Icon of St. Paisius Velichkovsky“. . .One must clean the royal house from every impurity and adorn it with every beauty, then the king may enter into it. In a similar way one must first cleanse the earth of the heart and uproot the weeds of sin and the passionate deeds and soften it with sorrows and the narrow way of life, sow in it the seed of virtue, water it with lamentation and tears, and only then does the fruit of dispassion and eternal life grow. For the Holy Spirit does not dwell in a man until he has been cleansed from passions of the soul and body.”

+ St. Paisius Velichkovsky, “Field Flowers”

St. Cyril of Jerusalem: . . . A fiery sword barred of old the gates of Paradise: a fiery tongue which brought salvation restored the gift.

Icon of Pentecost“‘And there appeared unto them cloven tongues like as of fire, and it sat upon each of them; and they were all filled with the Holy Spirit’ (Acts 2:3-4). They partook of fire, not of burning but of saving fire; of fire which consumes the thorns of sins, but gives luster to the soul. This is now coming upon you also, and that to strip away and consume your sins which are like thorns, and to brighten yet more that precious possession of your souls, and to give you grace; for He gave it then to the Apostles. And He sat upon them in the form of fiery tongues, that they might crown themselves with new and spiritual diadems by fiery tongues upon their heads. A fiery sword barred of old the gates of Paradise; a fiery tongue which brought salvation restored the gift.”

+ St. Cyril of Jerusalem (Catechetical Lectures: Lecture 17 no. 15)

St. Euthymius the Great: . . . I have recounted this to make us at all times ready for combat and prepared for the departure of the soul from the body . . .

Icon of St. Euthymius the GreatListen to an edifying and true story that some Egyptian elders I met told me about a man thought holy by all but who in secret stirrings of his heart angered God because, I think, of assent to impure thoughts. Their story went as follows. A man with second sight, on entering this man’s city, found him gravely ill and all the citizens affirming with tears, “If the saint dies, we have no further hope of salvation; for we are all protected through his intercession.” On hearing this, the man with second sight hurried off to get a blessing from the supposed saint. When he drew near, he saw many candles all ready and great crowds of clerics and laymen, including the bishop himself, waiting to conduct the funeral.
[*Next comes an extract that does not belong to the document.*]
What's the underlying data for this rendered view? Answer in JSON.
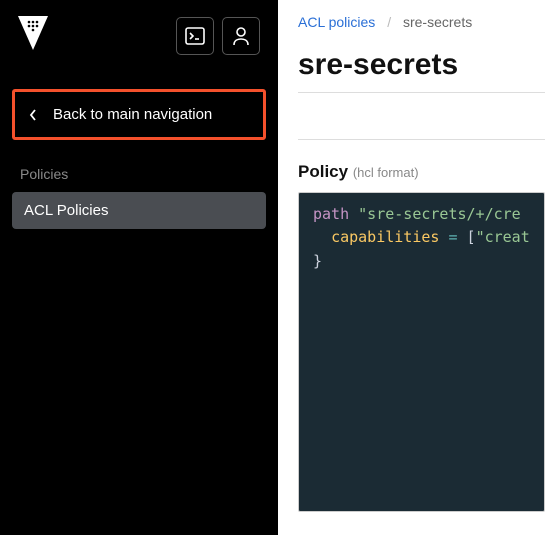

Going in to him, he found him still breathing, and saw with the eye of his mind the devil of hell with a fiery fork inserting the fork into his heart and with many tortures pulling at his soul; and he heard a voice from heaven saying, “Just as his soul did not give me rest for a single day, so you too are not to stop pulling at his soul and torturing it.” I have recounted this to make us at all times ready for combat and prepared for the departure of the soul from the body, lest, seduced by love of pleasure, we be unbearably tormented at the time of departure…let us entreat God, Who has applied corrective not capital punishment, to free His creature from the plot of the impure and pleasure loving spirit.

+ St. Euthymius the Great, Cyril of Scythopolis: The Lives of the Monks of Palestine. Life of Euthymius pp. 33-34)